**Material for this task:**
Content starts

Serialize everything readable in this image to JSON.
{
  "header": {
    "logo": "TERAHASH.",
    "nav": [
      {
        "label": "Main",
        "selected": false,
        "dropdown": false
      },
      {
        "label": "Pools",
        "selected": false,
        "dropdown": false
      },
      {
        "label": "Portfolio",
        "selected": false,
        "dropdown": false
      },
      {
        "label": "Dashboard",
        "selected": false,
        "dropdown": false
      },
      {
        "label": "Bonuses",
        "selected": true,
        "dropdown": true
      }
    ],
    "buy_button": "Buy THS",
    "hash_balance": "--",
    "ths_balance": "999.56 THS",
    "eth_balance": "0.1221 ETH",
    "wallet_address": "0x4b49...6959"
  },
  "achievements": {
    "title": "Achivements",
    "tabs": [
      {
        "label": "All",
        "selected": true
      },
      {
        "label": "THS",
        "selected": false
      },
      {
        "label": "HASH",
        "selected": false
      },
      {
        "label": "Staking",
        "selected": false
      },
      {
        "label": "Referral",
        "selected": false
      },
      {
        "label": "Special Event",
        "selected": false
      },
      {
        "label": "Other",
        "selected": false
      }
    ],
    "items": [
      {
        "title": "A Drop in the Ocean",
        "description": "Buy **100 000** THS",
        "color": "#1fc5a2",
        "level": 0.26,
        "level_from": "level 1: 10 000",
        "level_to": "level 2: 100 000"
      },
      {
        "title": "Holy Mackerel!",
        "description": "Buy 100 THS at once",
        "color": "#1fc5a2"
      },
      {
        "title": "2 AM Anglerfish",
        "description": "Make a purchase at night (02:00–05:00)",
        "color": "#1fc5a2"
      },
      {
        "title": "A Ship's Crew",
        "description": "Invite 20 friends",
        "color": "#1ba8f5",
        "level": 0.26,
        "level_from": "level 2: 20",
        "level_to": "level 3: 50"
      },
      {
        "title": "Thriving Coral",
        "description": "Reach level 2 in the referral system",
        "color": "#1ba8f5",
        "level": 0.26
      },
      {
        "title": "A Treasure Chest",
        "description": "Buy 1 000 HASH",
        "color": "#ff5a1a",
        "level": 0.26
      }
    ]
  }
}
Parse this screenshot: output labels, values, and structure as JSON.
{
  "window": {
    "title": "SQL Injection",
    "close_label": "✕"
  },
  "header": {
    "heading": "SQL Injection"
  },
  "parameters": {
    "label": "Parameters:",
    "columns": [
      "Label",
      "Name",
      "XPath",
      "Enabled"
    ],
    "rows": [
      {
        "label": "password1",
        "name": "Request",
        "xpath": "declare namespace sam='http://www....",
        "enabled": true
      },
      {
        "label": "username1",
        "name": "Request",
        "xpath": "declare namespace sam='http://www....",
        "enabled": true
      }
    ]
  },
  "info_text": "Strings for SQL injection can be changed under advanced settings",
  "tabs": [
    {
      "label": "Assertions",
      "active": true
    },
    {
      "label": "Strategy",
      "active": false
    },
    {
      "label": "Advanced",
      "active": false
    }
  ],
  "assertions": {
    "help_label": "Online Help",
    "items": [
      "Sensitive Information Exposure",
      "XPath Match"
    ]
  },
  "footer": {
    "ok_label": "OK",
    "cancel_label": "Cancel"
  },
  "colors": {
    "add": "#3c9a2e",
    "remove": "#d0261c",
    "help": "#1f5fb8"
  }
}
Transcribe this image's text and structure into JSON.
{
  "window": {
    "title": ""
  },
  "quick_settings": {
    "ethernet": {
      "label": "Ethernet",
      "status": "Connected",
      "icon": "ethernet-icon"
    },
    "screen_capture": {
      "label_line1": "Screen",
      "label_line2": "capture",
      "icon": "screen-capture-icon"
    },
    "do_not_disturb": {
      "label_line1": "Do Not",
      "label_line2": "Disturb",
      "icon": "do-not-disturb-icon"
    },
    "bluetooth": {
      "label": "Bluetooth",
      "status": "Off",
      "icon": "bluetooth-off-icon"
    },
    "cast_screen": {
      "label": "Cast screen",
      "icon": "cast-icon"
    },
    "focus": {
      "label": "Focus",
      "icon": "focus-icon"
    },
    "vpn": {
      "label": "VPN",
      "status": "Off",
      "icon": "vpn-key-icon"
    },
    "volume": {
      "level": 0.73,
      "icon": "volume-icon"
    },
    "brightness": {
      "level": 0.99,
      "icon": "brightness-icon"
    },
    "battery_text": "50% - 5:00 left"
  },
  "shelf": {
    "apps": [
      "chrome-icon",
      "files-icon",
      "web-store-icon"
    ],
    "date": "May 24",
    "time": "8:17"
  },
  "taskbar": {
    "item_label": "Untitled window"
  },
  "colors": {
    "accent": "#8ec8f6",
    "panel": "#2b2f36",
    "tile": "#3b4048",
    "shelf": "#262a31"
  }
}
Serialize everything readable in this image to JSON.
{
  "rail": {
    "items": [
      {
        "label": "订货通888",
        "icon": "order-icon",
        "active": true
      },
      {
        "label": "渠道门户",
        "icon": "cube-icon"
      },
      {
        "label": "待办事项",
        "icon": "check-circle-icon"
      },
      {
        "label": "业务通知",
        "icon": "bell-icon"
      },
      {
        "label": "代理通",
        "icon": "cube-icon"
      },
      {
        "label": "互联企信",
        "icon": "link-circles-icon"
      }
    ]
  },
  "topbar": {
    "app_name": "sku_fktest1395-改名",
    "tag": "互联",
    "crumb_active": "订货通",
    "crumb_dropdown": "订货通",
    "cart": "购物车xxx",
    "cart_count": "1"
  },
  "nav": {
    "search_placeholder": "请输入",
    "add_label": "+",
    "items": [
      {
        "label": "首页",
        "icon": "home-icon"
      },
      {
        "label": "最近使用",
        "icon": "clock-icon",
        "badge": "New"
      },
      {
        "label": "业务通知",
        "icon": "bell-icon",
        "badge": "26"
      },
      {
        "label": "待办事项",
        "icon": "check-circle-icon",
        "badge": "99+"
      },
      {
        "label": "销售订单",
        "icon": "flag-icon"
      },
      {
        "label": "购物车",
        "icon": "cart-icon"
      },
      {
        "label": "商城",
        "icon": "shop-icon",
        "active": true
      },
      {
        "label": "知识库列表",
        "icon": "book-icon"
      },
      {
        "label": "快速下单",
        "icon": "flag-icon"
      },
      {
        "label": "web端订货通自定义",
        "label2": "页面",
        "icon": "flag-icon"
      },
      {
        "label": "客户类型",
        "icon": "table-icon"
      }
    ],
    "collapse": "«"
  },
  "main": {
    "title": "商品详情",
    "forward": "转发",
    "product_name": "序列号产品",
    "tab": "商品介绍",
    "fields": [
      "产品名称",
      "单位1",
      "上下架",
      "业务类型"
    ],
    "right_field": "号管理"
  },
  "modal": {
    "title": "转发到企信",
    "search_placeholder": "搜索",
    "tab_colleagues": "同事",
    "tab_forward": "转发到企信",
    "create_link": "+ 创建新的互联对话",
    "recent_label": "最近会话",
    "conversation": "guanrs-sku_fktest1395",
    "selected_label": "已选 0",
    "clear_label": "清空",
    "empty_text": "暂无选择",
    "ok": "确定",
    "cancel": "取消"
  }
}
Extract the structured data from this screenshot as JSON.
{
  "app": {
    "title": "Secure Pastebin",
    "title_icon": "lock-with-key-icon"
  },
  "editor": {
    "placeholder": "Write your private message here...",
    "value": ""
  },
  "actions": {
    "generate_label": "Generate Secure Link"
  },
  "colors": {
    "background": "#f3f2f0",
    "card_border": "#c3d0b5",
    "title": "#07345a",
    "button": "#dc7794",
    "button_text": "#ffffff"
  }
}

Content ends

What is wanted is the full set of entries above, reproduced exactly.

Serialize everything readable in this image to JSON.
{
  "header": {
    "logo": "TERAHASH.",
    "nav": [
      {
        "label": "Main",
        "selected": false,
        "dropdown": false
      },
      {
        "label": "Pools",
        "selected": false,
        "dropdown": false
      },
      {
        "label": "Portfolio",
        "selected": false,
        "dropdown": false
      },
      {
        "label": "Dashboard",
        "selected": false,
        "dropdown": false
      },
      {
        "label": "Bonuses",
        "selected": true,
        "dropdown": true
      }
    ],
    "buy_button": "Buy THS",
    "hash_balance": "--",
    "ths_balance": "999.56 THS",
    "eth_balance": "0.1221 ETH",
    "wallet_address": "0x4b49...6959"
  },
  "achievements": {
    "title": "Achivements",
    "tabs": [
      {
        "label": "All",
        "selected": true
      },
      {
        "label": "THS",
        "selected": false
      },
      {
        "label": "HASH",
        "selected": false
      },
      {
        "label": "Staking",
        "selected": false
      },
      {
        "label": "Referral",
        "selected": false
      },
      {
        "label": "Special Event",
        "selected": false
      },
      {
        "label": "Other",
        "selected": false
      }
    ],
    "items": [
      {
        "title": "A Drop in the Ocean",
        "description": "Buy **100 000** THS",
        "color": "#1fc5a2",
        "level": 0.26,
        "level_from": "level 1: 10 000",
        "level_to": "level 2: 100 000"
      },
      {
        "title": "Holy Mackerel!",
        "description": "Buy 100 THS at once",
        "color": "#1fc5a2"
      },
      {
        "title": "2 AM Anglerfish",
        "description": "Make a purchase at night (02:00–05:00)",
        "color": "#1fc5a2"
      },
      {
        "title": "A Ship's Crew",
        "description": "Invite 20 friends",
        "color": "#1ba8f5",
        "level": 0.26,
        "level_from": "level 2: 20",
        "level_to": "level 3: 50"
      },
      {
        "title": "Thriving Coral",
        "description": "Reach level 2 in the referral system",
        "color": "#1ba8f5",
        "level": 0.26
      },
      {
        "title": "A Treasure Chest",
        "description": "Buy 1 000 HASH",
        "color": "#ff5a1a",
        "level": 0.26
      }
    ]
  }
}
Parse this screenshot: output labels, values, and structure as JSON.
{
  "window": {
    "title": "SQL Injection",
    "close_label": "✕"
  },
  "header": {
    "heading": "SQL Injection"
  },
  "parameters": {
    "label": "Parameters:",
    "columns": [
      "Label",
      "Name",
      "XPath",
      "Enabled"
    ],
    "rows": [
      {
        "label": "password1",
        "name": "Request",
        "xpath": "declare namespace sam='http://www....",
        "enabled": true
      },
      {
        "label": "username1",
        "name": "Request",
        "xpath": "declare namespace sam='http://www....",
        "enabled": true
      }
    ]
  },
  "info_text": "Strings for SQL injection can be changed under advanced settings",
  "tabs": [
    {
      "label": "Assertions",
      "active": true
    },
    {
      "label": "Strategy",
      "active": false
    },
    {
      "label": "Advanced",
      "active": false
    }
  ],
  "assertions": {
    "help_label": "Online Help",
    "items": [
      "Sensitive Information Exposure",
      "XPath Match"
    ]
  },
  "footer": {
    "ok_label": "OK",
    "cancel_label": "Cancel"
  },
  "colors": {
    "add": "#3c9a2e",
    "remove": "#d0261c",
    "help": "#1f5fb8"
  }
}
Transcribe this image's text and structure into JSON.
{
  "window": {
    "title": ""
  },
  "quick_settings": {
    "ethernet": {
      "label": "Ethernet",
      "status": "Connected",
      "icon": "ethernet-icon"
    },
    "screen_capture": {
      "label_line1": "Screen",
      "label_line2": "capture",
      "icon": "screen-capture-icon"
    },
    "do_not_disturb": {
      "label_line1": "Do Not",
      "label_line2": "Disturb",
      "icon": "do-not-disturb-icon"
    },
    "bluetooth": {
      "label": "Bluetooth",
      "status": "Off",
      "icon": "bluetooth-off-icon"
    },
    "cast_screen": {
      "label": "Cast screen",
      "icon": "cast-icon"
    },
    "focus": {
      "label": "Focus",
      "icon": "focus-icon"
    },
    "vpn": {
      "label": "VPN",
      "status": "Off",
      "icon": "vpn-key-icon"
    },
    "volume": {
      "level": 0.73,
      "icon": "volume-icon"
    },
    "brightness": {
      "level": 0.99,
      "icon": "brightness-icon"
    },
    "battery_text": "50% - 5:00 left"
  },
  "shelf": {
    "apps": [
      "chrome-icon",
      "files-icon",
      "web-store-icon"
    ],
    "date": "May 24",
    "time": "8:17"
  },
  "taskbar": {
    "item_label": "Untitled window"
  },
  "colors": {
    "accent": "#8ec8f6",
    "panel": "#2b2f36",
    "tile": "#3b4048",
    "shelf": "#262a31"
  }
}
Serialize everything readable in this image to JSON.
{
  "rail": {
    "items": [
      {
        "label": "订货通888",
        "icon": "order-icon",
        "active": true
      },
      {
        "label": "渠道门户",
        "icon": "cube-icon"
      },
      {
        "label": "待办事项",
        "icon": "check-circle-icon"
      },
      {
        "label": "业务通知",
        "icon": "bell-icon"
      },
      {
        "label": "代理通",
        "icon": "cube-icon"
      },
      {
        "label": "互联企信",
        "icon": "link-circles-icon"
      }
    ]
  },
  "topbar": {
    "app_name": "sku_fktest1395-改名",
    "tag": "互联",
    "crumb_active": "订货通",
    "crumb_dropdown": "订货通",
    "cart": "购物车xxx",
    "cart_count": "1"
  },
  "nav": {
    "search_placeholder": "请输入",
    "add_label": "+",
    "items": [
      {
        "label": "首页",
        "icon": "home-icon"
      },
      {
        "label": "最近使用",
        "icon": "clock-icon",
        "badge": "New"
      },
      {
        "label": "业务通知",
        "icon": "bell-icon",
        "badge": "26"
      },
      {
        "label": "待办事项",
        "icon": "check-circle-icon",
        "badge": "99+"
      },
      {
        "label": "销售订单",
        "icon": "flag-icon"
      },
      {
        "label": "购物车",
        "icon": "cart-icon"
      },
      {
        "label": "商城",
        "icon": "shop-icon",
        "active": true
      },
      {
        "label": "知识库列表",
        "icon": "book-icon"
      },
      {
        "label": "快速下单",
        "icon": "flag-icon"
      },
      {
        "label": "web端订货通自定义",
        "label2": "页面",
        "icon": "flag-icon"
      },
      {
        "label": "客户类型",
        "icon": "table-icon"
      }
    ],
    "collapse": "«"
  },
  "main": {
    "title": "商品详情",
    "forward": "转发",
    "product_name": "序列号产品",
    "tab": "商品介绍",
    "fields": [
      "产品名称",
      "单位1",
      "上下架",
      "业务类型"
    ],
    "right_field": "号管理"
  },
  "modal": {
    "title": "转发到企信",
    "search_placeholder": "搜索",
    "tab_colleagues": "同事",
    "tab_forward": "转发到企信",
    "create_link": "+ 创建新的互联对话",
    "recent_label": "最近会话",
    "conversation": "guanrs-sku_fktest1395",
    "selected_label": "已选 0",
    "clear_label": "清空",
    "empty_text": "暂无选择",
    "ok": "确定",
    "cancel": "取消"
  }
}
Extract the structured data from this screenshot as JSON.
{
  "app": {
    "title": "Secure Pastebin",
    "title_icon": "lock-with-key-icon"
  },
  "editor": {
    "placeholder": "Write your private message here...",
    "value": ""
  },
  "actions": {
    "generate_label": "Generate Secure Link"
  },
  "colors": {
    "background": "#f3f2f0",
    "card_border": "#c3d0b5",
    "title": "#07345a",
    "button": "#dc7794",
    "button_text": "#ffffff"
  }
}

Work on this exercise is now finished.